‘Pig’s fry’ was used here to mean the same as ‘Pig Cheer’ being given out. ‘Fry’ sometimes referred to a fully prepared and cooked dish, for which there were various recipes, made up from a selection of the items.
Chine, a traditional Lincolnshire dish, was pork meat taken from either side of the backbone (strictly with the bone retained), usually salted and stuffed with parsley. When stuffed it was wrapped in cotton sheeting and boiled in a ‘copper’. ‘Christening chine’ was the biggest and best cut from between the shoulders. Smaller pieces of chine were sometimes roasted without stuffing.
‘Copper’ refers to a ‘copper boiler’ which typically incorporated a metal cauldron (generally cast-iron) with a brick surround, over a fireplace, in a scullery. May missed this arrangement, which she had been used to at ‘Sunny Side’. (See ‘A Yellowbelly Childhood’, Frank Forster, Seacroft Press, 2007, p24.)
Connie (‘Con’) was a daughter of Will’s eldest brother, George and Rose. Like Rene, Connie was a Red Cross member.
Bone pie was made from small chopped pieces (1- 2 inches) of spare-rib (rib bones with some meat attached), stewed and cooled before making into pie. The bone pieces were removed while the pie was being eaten.
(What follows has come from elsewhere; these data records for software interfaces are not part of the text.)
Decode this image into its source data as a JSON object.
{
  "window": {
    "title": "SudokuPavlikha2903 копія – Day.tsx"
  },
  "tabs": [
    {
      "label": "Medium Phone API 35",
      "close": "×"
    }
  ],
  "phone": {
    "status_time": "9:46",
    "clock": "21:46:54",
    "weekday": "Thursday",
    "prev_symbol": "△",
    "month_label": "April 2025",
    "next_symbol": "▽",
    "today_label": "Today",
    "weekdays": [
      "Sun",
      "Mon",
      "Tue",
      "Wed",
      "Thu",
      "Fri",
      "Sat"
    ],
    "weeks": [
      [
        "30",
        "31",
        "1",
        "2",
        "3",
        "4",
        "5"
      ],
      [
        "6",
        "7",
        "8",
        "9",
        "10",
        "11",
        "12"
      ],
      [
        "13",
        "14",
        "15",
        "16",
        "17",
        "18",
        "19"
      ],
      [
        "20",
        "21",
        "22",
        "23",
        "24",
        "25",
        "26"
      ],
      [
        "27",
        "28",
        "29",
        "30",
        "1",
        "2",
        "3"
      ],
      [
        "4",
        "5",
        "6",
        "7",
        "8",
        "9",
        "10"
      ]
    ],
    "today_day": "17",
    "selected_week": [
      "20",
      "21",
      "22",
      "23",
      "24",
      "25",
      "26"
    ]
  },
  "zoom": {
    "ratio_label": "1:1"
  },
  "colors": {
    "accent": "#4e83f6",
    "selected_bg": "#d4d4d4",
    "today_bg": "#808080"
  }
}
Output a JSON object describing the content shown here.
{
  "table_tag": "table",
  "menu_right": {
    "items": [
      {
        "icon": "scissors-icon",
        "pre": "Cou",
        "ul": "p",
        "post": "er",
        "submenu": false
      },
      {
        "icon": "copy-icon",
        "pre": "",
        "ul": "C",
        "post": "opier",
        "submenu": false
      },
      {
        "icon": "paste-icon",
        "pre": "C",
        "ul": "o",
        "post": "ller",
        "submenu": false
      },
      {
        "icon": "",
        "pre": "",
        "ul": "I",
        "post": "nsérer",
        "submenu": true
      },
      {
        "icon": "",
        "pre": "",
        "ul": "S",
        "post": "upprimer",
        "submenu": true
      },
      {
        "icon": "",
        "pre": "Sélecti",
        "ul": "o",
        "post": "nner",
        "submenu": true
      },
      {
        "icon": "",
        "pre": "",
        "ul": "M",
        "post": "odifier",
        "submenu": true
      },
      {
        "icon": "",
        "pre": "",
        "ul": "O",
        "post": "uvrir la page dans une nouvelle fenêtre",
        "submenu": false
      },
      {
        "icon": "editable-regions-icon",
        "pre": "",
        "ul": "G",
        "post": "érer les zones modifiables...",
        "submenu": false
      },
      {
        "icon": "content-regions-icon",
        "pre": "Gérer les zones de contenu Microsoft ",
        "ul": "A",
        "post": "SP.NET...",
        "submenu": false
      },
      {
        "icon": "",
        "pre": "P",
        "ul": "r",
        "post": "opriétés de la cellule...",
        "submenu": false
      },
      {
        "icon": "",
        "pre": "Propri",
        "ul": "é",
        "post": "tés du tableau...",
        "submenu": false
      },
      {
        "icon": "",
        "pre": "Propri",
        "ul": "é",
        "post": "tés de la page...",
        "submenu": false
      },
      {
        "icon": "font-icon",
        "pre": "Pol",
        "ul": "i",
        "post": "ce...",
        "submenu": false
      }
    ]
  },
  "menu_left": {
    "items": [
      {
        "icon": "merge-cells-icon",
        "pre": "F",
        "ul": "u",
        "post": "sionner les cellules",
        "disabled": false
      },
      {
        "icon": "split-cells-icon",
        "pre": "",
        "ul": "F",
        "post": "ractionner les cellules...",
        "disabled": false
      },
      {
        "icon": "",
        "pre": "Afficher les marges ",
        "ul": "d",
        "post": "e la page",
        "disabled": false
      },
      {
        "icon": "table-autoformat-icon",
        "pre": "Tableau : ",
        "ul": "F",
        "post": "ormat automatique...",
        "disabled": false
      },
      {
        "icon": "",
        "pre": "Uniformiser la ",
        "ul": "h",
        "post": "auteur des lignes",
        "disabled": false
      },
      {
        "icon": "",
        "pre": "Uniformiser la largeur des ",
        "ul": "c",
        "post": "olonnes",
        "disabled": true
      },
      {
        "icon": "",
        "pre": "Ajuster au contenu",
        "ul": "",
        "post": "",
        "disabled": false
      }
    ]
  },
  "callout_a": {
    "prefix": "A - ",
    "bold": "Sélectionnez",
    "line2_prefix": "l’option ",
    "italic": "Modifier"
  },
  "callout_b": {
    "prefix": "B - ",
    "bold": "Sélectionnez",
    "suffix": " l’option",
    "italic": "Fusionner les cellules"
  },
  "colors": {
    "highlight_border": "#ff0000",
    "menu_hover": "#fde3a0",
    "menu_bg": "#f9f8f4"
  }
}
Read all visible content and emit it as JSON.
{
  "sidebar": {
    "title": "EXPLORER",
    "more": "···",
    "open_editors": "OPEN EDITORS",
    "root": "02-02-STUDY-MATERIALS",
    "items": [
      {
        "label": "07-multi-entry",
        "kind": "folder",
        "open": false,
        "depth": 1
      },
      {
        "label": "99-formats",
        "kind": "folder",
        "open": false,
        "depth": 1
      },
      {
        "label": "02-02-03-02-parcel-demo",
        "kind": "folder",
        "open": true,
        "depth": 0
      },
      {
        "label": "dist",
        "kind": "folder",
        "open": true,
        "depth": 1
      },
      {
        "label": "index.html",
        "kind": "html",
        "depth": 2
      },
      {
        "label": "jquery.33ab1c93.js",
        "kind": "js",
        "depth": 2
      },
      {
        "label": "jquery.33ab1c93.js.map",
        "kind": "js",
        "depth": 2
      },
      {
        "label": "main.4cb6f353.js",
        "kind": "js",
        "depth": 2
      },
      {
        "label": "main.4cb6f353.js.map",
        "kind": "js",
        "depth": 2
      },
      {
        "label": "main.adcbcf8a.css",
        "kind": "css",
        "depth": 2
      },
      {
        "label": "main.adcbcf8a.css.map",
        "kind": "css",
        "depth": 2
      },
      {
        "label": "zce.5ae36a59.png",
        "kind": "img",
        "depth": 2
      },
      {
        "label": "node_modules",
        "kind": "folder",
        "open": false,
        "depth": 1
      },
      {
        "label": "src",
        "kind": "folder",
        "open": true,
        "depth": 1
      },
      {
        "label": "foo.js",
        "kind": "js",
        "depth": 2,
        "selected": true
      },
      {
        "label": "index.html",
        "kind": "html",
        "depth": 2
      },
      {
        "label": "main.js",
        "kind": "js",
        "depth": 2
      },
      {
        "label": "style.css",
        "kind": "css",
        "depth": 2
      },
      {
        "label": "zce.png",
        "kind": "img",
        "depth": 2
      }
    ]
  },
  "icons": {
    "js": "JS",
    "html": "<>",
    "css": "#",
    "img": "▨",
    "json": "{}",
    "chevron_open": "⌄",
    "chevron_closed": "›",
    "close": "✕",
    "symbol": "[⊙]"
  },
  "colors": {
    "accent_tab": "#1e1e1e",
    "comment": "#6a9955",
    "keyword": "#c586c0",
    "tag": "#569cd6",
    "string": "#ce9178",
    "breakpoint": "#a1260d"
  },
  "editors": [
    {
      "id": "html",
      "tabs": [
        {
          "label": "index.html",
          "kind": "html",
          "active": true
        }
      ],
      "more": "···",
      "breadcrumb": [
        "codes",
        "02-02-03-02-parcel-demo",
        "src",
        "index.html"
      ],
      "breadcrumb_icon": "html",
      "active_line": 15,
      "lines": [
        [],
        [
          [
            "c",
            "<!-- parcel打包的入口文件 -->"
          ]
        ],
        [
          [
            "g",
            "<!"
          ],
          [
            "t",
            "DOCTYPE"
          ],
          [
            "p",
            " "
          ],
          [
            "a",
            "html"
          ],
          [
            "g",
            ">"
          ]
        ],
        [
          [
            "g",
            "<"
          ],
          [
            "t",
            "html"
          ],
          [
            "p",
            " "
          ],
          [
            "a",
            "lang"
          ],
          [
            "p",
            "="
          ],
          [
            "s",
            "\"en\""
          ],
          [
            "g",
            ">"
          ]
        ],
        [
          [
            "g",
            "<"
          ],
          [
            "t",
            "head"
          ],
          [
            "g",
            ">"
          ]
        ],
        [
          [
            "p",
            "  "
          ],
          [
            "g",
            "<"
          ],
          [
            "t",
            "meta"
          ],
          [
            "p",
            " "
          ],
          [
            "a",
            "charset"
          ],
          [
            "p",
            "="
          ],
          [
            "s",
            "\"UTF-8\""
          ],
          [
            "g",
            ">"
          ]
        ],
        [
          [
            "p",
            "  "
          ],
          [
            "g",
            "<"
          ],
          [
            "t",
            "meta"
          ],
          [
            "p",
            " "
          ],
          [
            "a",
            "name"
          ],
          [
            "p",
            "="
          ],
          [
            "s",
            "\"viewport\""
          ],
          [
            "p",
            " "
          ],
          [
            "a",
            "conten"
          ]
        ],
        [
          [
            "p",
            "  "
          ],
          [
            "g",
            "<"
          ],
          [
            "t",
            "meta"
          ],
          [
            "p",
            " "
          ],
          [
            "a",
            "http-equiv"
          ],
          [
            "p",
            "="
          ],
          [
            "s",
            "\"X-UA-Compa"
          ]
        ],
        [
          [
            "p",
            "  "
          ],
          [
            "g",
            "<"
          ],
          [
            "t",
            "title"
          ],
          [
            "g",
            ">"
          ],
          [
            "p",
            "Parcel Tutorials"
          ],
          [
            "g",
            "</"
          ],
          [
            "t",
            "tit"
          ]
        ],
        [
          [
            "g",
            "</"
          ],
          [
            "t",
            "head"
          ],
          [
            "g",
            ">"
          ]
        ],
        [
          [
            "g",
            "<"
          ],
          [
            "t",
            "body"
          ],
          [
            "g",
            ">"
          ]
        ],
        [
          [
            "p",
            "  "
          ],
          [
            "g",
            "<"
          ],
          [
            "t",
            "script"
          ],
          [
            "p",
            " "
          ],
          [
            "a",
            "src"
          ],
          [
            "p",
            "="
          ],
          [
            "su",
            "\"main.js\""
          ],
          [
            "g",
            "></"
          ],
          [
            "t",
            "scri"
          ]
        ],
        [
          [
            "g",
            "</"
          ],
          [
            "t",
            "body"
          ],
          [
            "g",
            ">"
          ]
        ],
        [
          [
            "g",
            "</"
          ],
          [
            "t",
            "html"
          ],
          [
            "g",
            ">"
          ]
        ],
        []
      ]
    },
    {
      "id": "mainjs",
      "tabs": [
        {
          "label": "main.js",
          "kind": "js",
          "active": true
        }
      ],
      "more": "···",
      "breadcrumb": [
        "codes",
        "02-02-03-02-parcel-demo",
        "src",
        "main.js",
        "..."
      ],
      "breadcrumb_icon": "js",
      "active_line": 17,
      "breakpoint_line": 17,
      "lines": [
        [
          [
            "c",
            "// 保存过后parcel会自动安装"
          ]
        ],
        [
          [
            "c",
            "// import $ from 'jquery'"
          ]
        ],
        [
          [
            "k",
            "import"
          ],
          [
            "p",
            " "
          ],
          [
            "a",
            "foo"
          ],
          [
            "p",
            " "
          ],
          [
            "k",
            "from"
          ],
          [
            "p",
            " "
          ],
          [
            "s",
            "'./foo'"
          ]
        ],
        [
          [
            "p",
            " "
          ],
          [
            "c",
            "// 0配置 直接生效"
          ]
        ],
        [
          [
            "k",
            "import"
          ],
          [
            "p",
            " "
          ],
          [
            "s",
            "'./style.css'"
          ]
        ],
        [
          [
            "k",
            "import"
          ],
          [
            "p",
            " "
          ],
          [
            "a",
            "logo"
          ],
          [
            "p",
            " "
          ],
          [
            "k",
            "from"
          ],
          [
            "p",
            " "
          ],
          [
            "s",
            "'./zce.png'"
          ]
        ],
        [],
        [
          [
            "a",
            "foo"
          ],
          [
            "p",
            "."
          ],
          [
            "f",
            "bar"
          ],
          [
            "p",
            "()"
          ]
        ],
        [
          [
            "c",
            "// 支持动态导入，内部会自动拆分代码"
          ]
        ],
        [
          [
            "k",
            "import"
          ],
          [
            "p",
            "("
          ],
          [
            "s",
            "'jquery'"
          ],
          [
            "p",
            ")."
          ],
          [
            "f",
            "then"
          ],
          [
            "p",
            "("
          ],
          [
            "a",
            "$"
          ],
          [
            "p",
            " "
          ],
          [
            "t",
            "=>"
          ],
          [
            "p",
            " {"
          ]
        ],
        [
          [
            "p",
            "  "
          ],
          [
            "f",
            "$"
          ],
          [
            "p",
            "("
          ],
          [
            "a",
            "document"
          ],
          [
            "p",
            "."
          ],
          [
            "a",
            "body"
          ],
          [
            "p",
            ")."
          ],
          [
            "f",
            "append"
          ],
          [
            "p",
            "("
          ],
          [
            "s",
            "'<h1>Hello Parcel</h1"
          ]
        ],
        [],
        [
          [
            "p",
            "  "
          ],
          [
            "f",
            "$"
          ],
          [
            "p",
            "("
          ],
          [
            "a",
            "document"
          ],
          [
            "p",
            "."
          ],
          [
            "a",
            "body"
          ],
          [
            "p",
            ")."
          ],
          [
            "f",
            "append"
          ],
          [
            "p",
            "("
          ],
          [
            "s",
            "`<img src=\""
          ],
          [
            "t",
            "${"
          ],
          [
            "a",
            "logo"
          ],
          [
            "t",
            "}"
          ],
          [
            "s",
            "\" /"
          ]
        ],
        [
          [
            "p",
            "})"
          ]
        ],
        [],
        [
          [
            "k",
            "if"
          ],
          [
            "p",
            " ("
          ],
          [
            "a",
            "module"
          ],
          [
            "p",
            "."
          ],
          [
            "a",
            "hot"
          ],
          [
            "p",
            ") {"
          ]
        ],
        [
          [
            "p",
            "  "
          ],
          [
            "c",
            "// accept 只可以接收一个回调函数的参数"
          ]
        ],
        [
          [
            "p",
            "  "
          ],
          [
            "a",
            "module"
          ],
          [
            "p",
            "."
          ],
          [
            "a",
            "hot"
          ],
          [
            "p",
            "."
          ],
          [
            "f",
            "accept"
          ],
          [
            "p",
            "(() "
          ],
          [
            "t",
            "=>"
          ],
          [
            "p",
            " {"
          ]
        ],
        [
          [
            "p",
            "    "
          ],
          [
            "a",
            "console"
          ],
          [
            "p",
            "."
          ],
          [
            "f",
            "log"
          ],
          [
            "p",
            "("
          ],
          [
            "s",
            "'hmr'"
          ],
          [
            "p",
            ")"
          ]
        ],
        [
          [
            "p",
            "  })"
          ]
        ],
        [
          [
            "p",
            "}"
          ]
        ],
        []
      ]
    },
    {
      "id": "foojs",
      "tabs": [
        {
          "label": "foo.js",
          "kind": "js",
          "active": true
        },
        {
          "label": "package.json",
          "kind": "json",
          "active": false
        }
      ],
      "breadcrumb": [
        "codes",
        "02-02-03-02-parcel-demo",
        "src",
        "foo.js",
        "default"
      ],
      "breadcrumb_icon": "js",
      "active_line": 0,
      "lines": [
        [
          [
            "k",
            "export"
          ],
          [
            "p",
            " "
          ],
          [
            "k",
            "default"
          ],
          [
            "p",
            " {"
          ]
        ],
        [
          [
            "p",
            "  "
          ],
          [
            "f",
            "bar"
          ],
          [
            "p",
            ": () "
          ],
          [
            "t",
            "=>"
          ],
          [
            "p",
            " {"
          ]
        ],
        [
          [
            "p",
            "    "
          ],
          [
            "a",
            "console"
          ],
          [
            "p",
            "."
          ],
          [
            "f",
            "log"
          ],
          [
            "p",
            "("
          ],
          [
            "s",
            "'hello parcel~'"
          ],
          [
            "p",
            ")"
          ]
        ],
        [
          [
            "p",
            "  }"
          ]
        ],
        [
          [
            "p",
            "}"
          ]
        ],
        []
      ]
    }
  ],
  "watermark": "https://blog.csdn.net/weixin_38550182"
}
Charlie Carter was a butcher in Hogsthorpe. His son, Claude, was a farmer.
‘ Val R.’ – Valencia raisins, probably meant here, would typically have been large soft and juicy.
‘Sub rosa’ – ‘under the counter’ or ‘not strictly according to regulations’ – referred in this case to rationing.

Have you read an introduction to May Hill & family (includes photographs) and explored ‘The Casualties Were Small’?